[Record extracts]:
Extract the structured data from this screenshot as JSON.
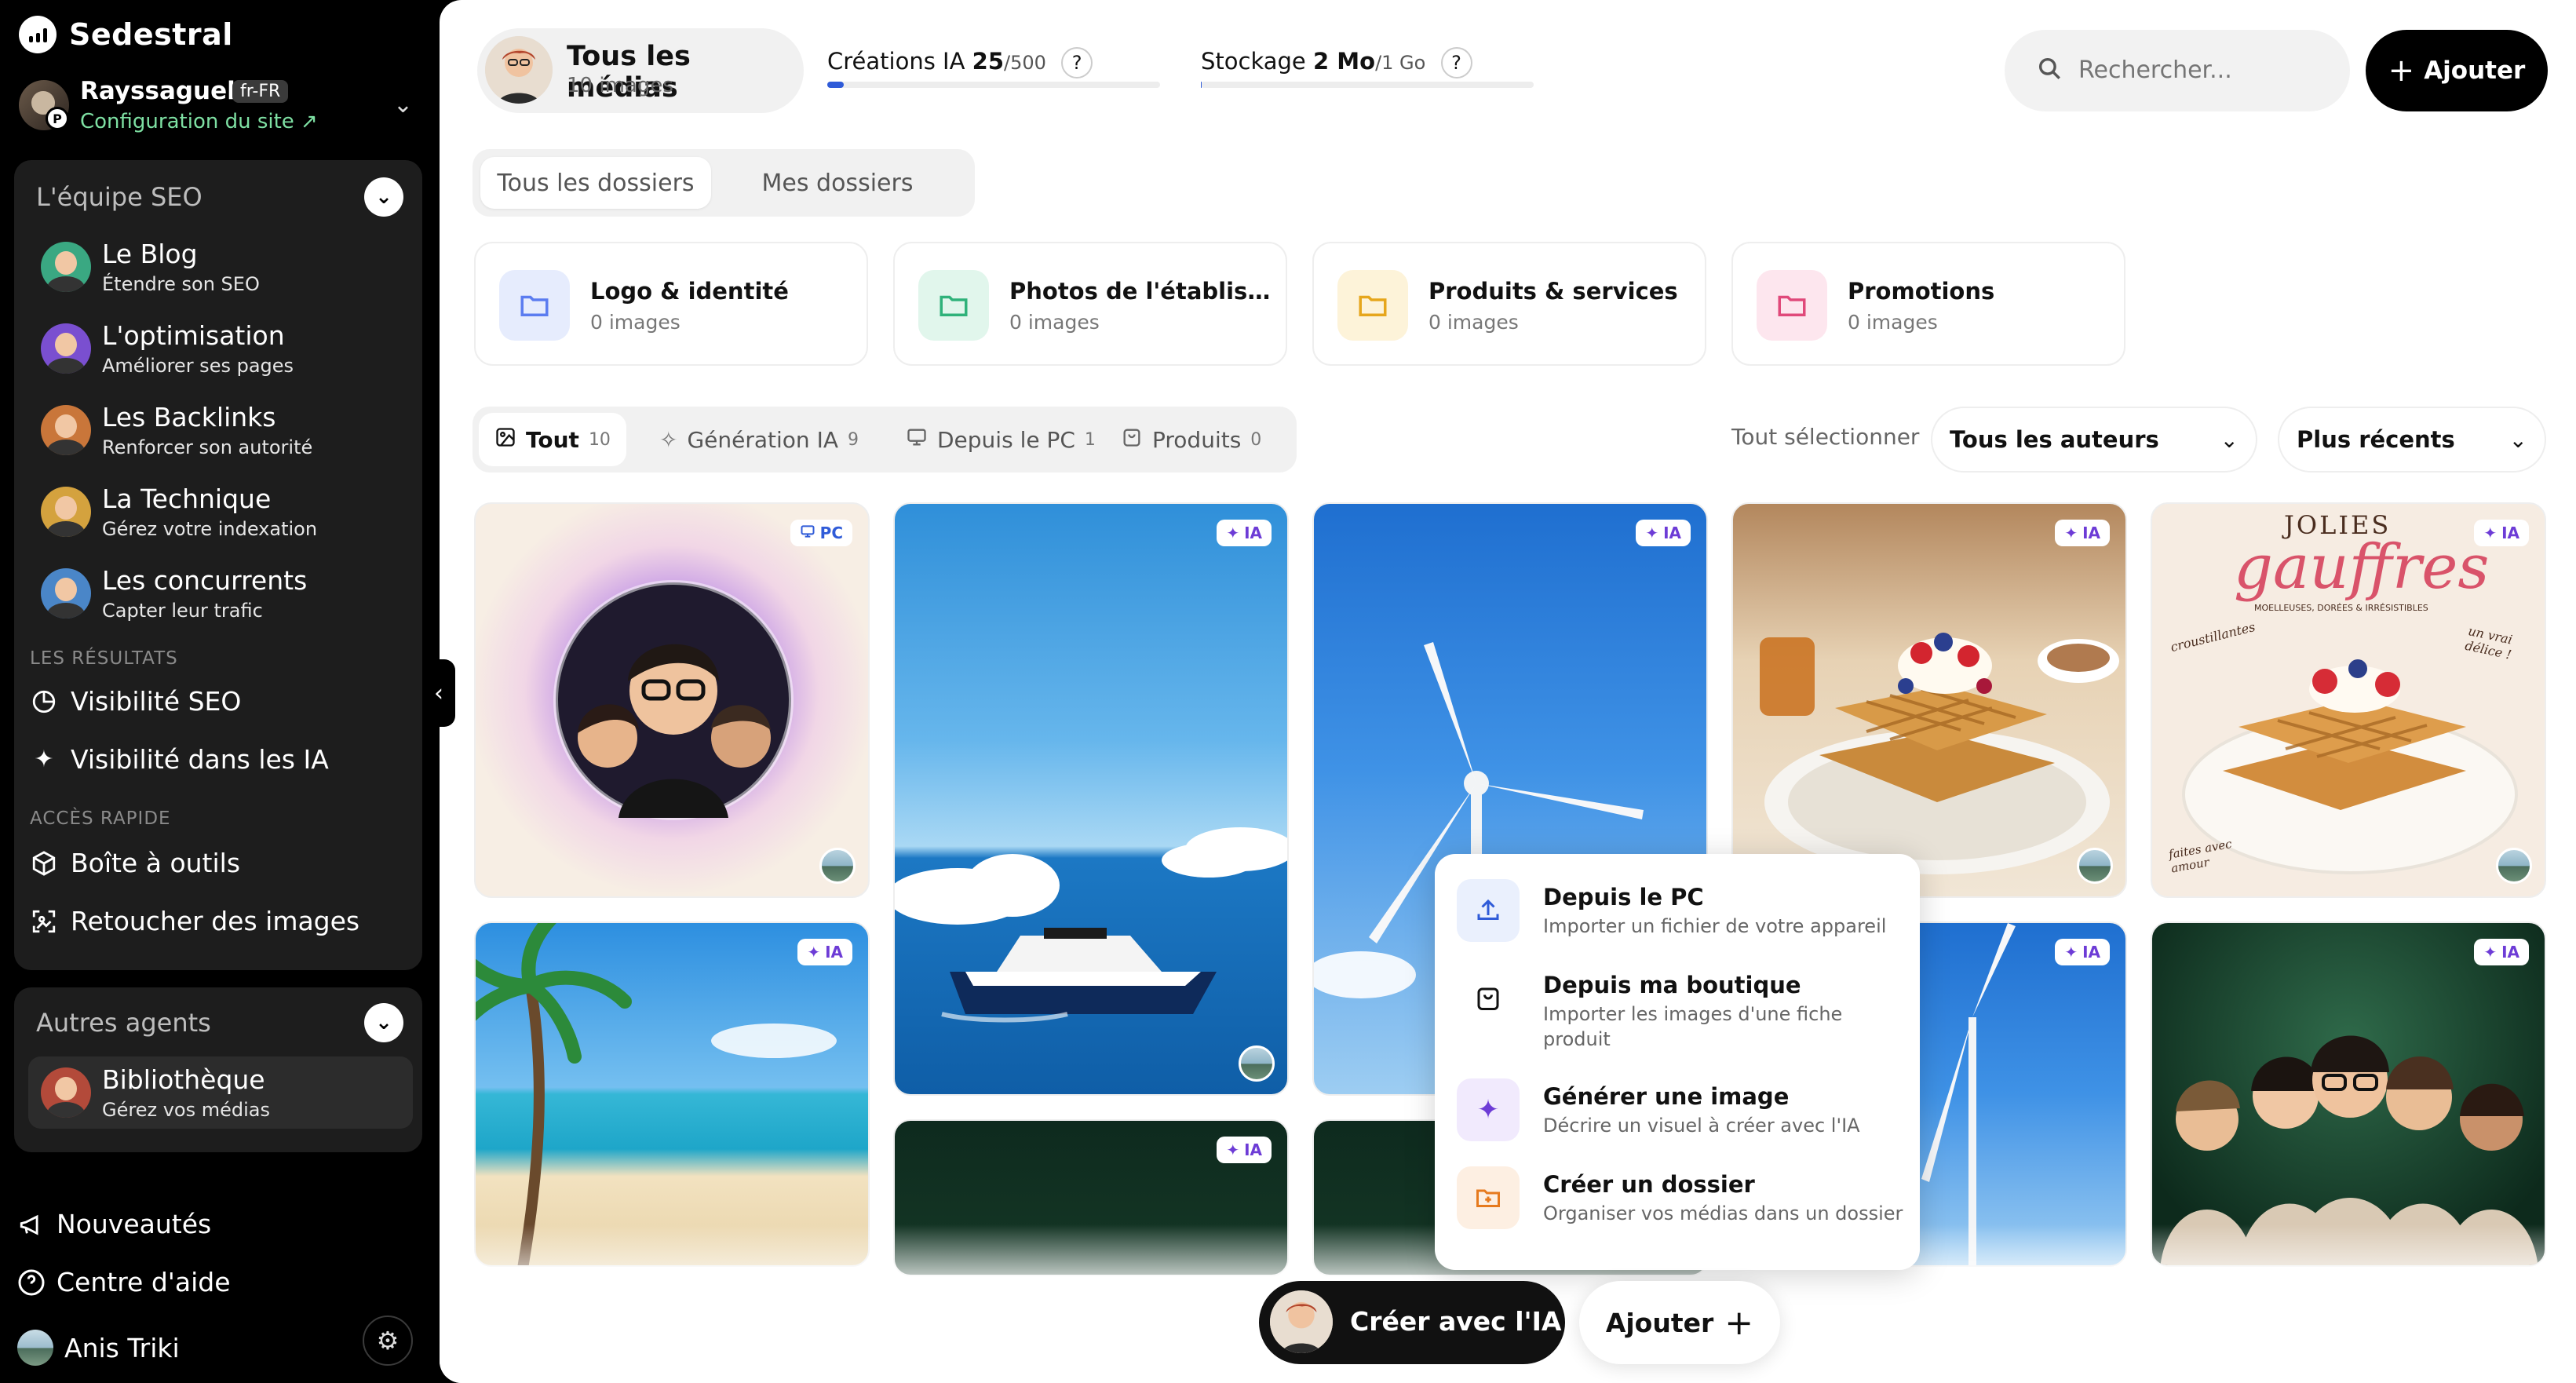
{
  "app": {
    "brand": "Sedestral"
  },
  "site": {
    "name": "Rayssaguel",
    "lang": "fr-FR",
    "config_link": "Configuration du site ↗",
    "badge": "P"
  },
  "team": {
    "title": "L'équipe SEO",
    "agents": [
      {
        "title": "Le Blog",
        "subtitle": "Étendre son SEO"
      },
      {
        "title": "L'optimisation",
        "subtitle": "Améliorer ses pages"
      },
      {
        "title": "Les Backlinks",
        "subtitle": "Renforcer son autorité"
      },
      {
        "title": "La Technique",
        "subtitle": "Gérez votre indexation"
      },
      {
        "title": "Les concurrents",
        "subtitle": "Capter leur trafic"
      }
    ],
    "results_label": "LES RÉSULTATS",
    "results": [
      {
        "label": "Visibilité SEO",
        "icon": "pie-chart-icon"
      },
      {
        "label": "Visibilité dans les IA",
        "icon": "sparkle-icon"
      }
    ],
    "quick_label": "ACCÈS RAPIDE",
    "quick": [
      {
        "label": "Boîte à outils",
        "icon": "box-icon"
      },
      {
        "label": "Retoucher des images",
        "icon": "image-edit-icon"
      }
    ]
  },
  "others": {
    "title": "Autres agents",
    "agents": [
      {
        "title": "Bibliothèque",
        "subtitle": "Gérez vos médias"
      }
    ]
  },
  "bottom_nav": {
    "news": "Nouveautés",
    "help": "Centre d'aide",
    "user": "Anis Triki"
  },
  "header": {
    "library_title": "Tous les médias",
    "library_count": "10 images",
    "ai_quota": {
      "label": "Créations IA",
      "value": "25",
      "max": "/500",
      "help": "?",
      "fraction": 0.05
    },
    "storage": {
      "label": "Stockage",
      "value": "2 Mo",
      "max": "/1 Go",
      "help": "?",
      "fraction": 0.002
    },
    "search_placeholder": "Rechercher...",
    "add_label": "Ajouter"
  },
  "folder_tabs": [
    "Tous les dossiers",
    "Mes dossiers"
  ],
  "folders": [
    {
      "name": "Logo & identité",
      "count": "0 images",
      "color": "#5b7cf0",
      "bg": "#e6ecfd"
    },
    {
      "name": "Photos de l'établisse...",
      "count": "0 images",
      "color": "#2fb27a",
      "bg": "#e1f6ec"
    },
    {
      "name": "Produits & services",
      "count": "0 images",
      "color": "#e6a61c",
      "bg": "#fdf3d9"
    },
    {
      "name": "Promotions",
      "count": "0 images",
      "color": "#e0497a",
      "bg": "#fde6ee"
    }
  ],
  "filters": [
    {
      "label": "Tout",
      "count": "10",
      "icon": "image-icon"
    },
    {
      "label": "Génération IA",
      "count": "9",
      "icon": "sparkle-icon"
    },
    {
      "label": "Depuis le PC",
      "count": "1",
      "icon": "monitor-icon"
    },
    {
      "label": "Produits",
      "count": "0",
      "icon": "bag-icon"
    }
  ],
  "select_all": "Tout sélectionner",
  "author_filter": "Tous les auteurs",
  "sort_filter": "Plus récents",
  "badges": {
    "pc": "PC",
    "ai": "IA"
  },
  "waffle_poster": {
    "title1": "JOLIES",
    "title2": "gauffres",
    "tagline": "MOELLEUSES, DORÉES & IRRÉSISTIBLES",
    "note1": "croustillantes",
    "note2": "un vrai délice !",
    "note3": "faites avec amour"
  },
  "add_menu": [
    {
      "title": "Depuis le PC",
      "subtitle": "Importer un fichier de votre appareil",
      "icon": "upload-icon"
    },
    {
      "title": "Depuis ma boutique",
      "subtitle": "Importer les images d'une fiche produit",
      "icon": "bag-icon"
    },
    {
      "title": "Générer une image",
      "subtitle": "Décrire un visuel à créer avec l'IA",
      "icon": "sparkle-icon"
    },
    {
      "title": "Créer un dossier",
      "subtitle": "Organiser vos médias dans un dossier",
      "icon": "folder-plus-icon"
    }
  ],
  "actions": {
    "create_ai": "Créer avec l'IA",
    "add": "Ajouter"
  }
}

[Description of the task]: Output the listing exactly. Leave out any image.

[Response to this exercise]:
Extract the structured data from this screenshot as JSON.
{
  "app": {
    "brand": "Sedestral"
  },
  "site": {
    "name": "Rayssaguel",
    "lang": "fr-FR",
    "config_link": "Configuration du site ↗",
    "badge": "P"
  },
  "team": {
    "title": "L'équipe SEO",
    "agents": [
      {
        "title": "Le Blog",
        "subtitle": "Étendre son SEO"
      },
      {
        "title": "L'optimisation",
        "subtitle": "Améliorer ses pages"
      },
      {
        "title": "Les Backlinks",
        "subtitle": "Renforcer son autorité"
      },
      {
        "title": "La Technique",
        "subtitle": "Gérez votre indexation"
      },
      {
        "title": "Les concurrents",
        "subtitle": "Capter leur trafic"
      }
    ],
    "results_label": "LES RÉSULTATS",
    "results": [
      {
        "label": "Visibilité SEO",
        "icon": "pie-chart-icon"
      },
      {
        "label": "Visibilité dans les IA",
        "icon": "sparkle-icon"
      }
    ],
    "quick_label": "ACCÈS RAPIDE",
    "quick": [
      {
        "label": "Boîte à outils",
        "icon": "box-icon"
      },
      {
        "label": "Retoucher des images",
        "icon": "image-edit-icon"
      }
    ]
  },
  "others": {
    "title": "Autres agents",
    "agents": [
      {
        "title": "Bibliothèque",
        "subtitle": "Gérez vos médias"
      }
    ]
  },
  "bottom_nav": {
    "news": "Nouveautés",
    "help": "Centre d'aide",
    "user": "Anis Triki"
  },
  "header": {
    "library_title": "Tous les médias",
    "library_count": "10 images",
    "ai_quota": {
      "label": "Créations IA",
      "value": "25",
      "max": "/500",
      "help": "?",
      "fraction": 0.05
    },
    "storage": {
      "label": "Stockage",
      "value": "2 Mo",
      "max": "/1 Go",
      "help": "?",
      "fraction": 0.002
    },
    "search_placeholder": "Rechercher...",
    "add_label": "Ajouter"
  },
  "folder_tabs": [
    "Tous les dossiers",
    "Mes dossiers"
  ],
  "folders": [
    {
      "name": "Logo & identité",
      "count": "0 images",
      "color": "#5b7cf0",
      "bg": "#e6ecfd"
    },
    {
      "name": "Photos de l'établisse...",
      "count": "0 images",
      "color": "#2fb27a",
      "bg": "#e1f6ec"
    },
    {
      "name": "Produits & services",
      "count": "0 images",
      "color": "#e6a61c",
      "bg": "#fdf3d9"
    },
    {
      "name": "Promotions",
      "count": "0 images",
      "color": "#e0497a",
      "bg": "#fde6ee"
    }
  ],
  "filters": [
    {
      "label": "Tout",
      "count": "10",
      "icon": "image-icon"
    },
    {
      "label": "Génération IA",
      "count": "9",
      "icon": "sparkle-icon"
    },
    {
      "label": "Depuis le PC",
      "count": "1",
      "icon": "monitor-icon"
    },
    {
      "label": "Produits",
      "count": "0",
      "icon": "bag-icon"
    }
  ],
  "select_all": "Tout sélectionner",
  "author_filter": "Tous les auteurs",
  "sort_filter": "Plus récents",
  "badges": {
    "pc": "PC",
    "ai": "IA"
  },
  "waffle_poster": {
    "title1": "JOLIES",
    "title2": "gauffres",
    "tagline": "MOELLEUSES, DORÉES & IRRÉSISTIBLES",
    "note1": "croustillantes",
    "note2": "un vrai délice !",
    "note3": "faites avec amour"
  },
  "add_menu": [
    {
      "title": "Depuis le PC",
      "subtitle": "Importer un fichier de votre appareil",
      "icon": "upload-icon"
    },
    {
      "title": "Depuis ma boutique",
      "subtitle": "Importer les images d'une fiche produit",
      "icon": "bag-icon"
    },
    {
      "title": "Générer une image",
      "subtitle": "Décrire un visuel à créer avec l'IA",
      "icon": "sparkle-icon"
    },
    {
      "title": "Créer un dossier",
      "subtitle": "Organiser vos médias dans un dossier",
      "icon": "folder-plus-icon"
    }
  ],
  "actions": {
    "create_ai": "Créer avec l'IA",
    "add": "Ajouter"
  }
}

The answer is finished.